"If the story of Asian Americans in the military has been selectively told as part of the narrative of US liberal inclusion, then the story of their resistance to US war and militarism has been all but obscured. ... Consistently it is the workers of the US war machine - the soldiers, base workers, sex workers - and those who live in the shadows of the US military, who have developed a critical analysis of their militarized existence and who have linked their antimilitarism struggles across national borders."

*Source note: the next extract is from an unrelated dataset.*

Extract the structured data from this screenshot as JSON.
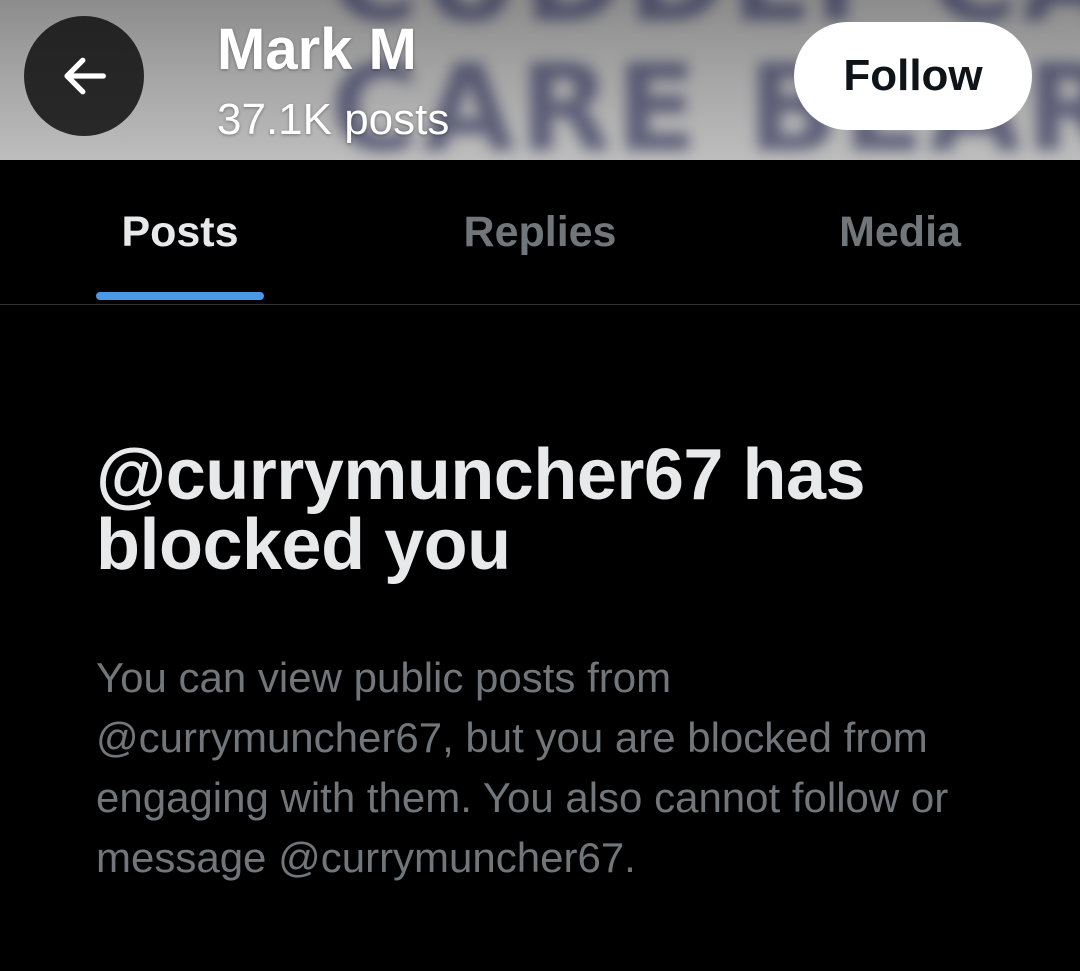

This lecture examines the histories of colonialism and US state formation that shaped Asian/Americans’ desires to serve in the US military in the twentieth century. Participation in militarism offered a pathway to citizenship, but it also inadvertently opened other pathways toward a fuller conception of humanity, premised not on state violence but on internationalist solidarity and freedom struggles in the decolonizing world.